07.12.2016 | National Centre for Biological Sciences

nachricht Transforming plant cells from generalists to specialists
07.12.2016 | Duke University

All articles from Life Sciences >>>

The most recent press releases about innovation >>>

Die letzten 5 Focus-News des innovations-reports im Überblick:

Im Focus: Significantly more productivity in USP lasers

In recent years, lasers with ultrashort pulses (USP) down to the femtosecond range have become established on an industrial scale. They could advance some applications with the much-lauded “cold ablation” – if that meant they would then achieve more throughput. A new generation of process engineering that will address this issue in particular will be discussed at the “4th UKP Workshop – Ultrafast Laser Technology” in April 2017.

Even back in the 1990s, scientists were comparing materials processing with nanosecond, picosecond and femtosesecond pulses. The result was surprising:...

Im Focus: Shape matters when light meets atom

Mapping the interaction of a single atom with a single photon may inform design of quantum devices

Have you ever wondered how you see the world? Vision is about photons of light, which are packets of energy, interacting with the atoms or molecules in what...

Im Focus: Novel silicon etching technique crafts 3-D gradient refractive index micro-optics

A multi-institutional research collaboration has created a novel approach for fabricating three-dimensional micro-optics through the shape-defined formation of porous silicon (PSi), with broad impacts in integrated optoelectronics, imaging, and photovoltaics.

Working with colleagues at Stanford and The Dow Chemical Company, researchers at the University of Illinois at Urbana-Champaign fabricated 3-D birefringent...

Im Focus: Quantum Particles Form Droplets

In experiments with magnetic atoms conducted at extremely low temperatures, scientists have demonstrated a unique phase of matter: The atoms form a new type of quantum liquid or quantum droplet state. These so called quantum droplets may preserve their form in absence of external confinement because of quantum effects. The joint team of experimental physicists from Innsbruck and theoretical physicists from Hannover report on their findings in the journal Physical Review X.

“Our Quantum droplets are in the gas phase but they still drop like a rock,” explains experimental physicist Francesca Ferlaino when talking about the...

Im Focus: MADMAX: Max Planck Institute for Physics takes up axion research

The Max Planck Institute for Physics (MPP) is opening up a new research field.
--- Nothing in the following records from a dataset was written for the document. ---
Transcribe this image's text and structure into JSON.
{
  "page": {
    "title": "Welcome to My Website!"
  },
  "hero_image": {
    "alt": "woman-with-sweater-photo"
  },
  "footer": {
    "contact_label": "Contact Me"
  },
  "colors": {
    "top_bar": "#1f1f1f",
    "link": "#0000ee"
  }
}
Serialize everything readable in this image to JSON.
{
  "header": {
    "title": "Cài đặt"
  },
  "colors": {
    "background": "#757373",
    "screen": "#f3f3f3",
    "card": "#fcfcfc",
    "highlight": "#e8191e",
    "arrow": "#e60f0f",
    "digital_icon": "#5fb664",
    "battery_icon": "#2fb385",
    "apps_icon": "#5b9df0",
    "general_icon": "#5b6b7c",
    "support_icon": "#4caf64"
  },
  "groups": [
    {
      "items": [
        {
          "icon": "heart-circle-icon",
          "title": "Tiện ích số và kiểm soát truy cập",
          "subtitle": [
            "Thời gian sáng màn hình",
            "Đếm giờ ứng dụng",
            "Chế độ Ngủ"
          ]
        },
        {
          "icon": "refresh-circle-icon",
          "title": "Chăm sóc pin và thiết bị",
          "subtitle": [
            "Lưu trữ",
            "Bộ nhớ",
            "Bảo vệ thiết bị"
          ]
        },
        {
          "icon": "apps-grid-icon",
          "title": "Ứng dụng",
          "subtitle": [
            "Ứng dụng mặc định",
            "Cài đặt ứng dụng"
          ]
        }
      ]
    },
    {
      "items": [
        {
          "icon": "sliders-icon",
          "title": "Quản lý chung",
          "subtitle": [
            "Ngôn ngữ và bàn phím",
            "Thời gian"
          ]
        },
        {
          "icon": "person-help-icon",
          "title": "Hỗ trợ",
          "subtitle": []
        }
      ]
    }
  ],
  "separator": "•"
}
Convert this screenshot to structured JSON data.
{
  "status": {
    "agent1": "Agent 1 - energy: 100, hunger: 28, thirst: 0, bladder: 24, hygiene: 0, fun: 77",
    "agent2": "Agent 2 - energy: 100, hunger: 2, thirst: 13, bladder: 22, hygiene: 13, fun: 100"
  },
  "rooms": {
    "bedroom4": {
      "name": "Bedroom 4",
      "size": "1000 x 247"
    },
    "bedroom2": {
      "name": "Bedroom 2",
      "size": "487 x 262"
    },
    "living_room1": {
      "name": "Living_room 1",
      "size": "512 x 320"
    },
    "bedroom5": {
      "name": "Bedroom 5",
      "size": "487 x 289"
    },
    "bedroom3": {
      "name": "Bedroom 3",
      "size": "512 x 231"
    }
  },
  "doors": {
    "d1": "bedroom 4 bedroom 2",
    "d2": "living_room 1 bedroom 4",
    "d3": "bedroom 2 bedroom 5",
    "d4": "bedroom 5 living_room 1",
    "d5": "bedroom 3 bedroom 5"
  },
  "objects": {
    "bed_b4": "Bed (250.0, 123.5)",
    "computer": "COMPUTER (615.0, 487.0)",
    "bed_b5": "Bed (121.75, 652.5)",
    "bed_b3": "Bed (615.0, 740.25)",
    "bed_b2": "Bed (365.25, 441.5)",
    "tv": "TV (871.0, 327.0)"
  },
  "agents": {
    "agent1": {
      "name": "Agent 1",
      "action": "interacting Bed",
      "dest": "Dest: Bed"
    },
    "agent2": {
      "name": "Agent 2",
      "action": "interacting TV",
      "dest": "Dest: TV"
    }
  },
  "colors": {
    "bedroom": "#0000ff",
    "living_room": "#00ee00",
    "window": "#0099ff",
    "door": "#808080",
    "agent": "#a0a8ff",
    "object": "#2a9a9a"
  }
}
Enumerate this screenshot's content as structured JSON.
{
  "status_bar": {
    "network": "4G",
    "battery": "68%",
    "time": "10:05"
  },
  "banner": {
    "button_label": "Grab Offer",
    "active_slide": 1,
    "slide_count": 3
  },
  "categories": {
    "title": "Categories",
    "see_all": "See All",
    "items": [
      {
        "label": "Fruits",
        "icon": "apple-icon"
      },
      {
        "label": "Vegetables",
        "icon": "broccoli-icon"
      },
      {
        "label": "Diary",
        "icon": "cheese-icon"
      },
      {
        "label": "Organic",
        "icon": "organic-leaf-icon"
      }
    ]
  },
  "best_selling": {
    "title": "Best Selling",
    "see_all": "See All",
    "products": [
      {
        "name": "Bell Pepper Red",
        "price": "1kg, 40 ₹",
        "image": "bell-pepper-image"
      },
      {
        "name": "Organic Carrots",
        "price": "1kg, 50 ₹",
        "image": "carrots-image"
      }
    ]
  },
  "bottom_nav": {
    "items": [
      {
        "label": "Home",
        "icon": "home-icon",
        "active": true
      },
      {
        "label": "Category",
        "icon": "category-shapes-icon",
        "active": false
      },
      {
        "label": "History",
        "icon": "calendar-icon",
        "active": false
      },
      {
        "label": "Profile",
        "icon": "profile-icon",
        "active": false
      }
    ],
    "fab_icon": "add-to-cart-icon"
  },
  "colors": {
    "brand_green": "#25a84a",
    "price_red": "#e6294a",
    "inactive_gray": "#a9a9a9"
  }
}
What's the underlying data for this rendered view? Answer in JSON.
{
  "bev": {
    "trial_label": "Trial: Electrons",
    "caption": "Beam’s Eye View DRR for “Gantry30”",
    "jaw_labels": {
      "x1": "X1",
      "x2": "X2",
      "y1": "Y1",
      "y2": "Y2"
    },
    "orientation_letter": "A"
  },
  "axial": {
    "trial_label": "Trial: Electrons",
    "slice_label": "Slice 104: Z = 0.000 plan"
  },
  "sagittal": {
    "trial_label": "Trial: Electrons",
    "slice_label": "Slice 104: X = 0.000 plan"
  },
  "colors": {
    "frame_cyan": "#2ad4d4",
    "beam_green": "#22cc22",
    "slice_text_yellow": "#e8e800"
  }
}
A workshop from November 21 - 22, 2016 will mark the start of activities for an innovative axion experiment. Axions are still only purely hypothetical particles. Their detection could solve two fundamental problems in particle physics: What dark matter consists of and why it has not yet been possible to directly observe a CP violation for the strong interaction.

The “MADMAX” project is the MPP’s commitment to axion research. Axions are so far only a theoretical prediction and are difficult to detect: on the one hand,...

All Focus news of the innovation-report >>>

Anzeige

Anzeige

Event News

ICTM Conference 2017: Production technology for turbomachine manufacturing of the future

16.11.2016 | Event News

Innovation Day Laser Technology – Laser Additive Manufacturing

01.11.2016 | Event News

#IC2S2: When Social Science meets Computer Science - GESIS will host the IC2S2 conference 2017

14.10.2016 | Event News

 
Latest News

NTU scientists build new ultrasound device using 3-D printing technology

07.12.2016 | Health and Medicine

The balancing act: An enzyme that links endocytosis to membrane recycling

07.12.2016 | Life Sciences

How to turn white fat brown

07.12.2016 | Health and Medicine

VideoLinks
B2B-VideoLinks
More VideoLinks >>>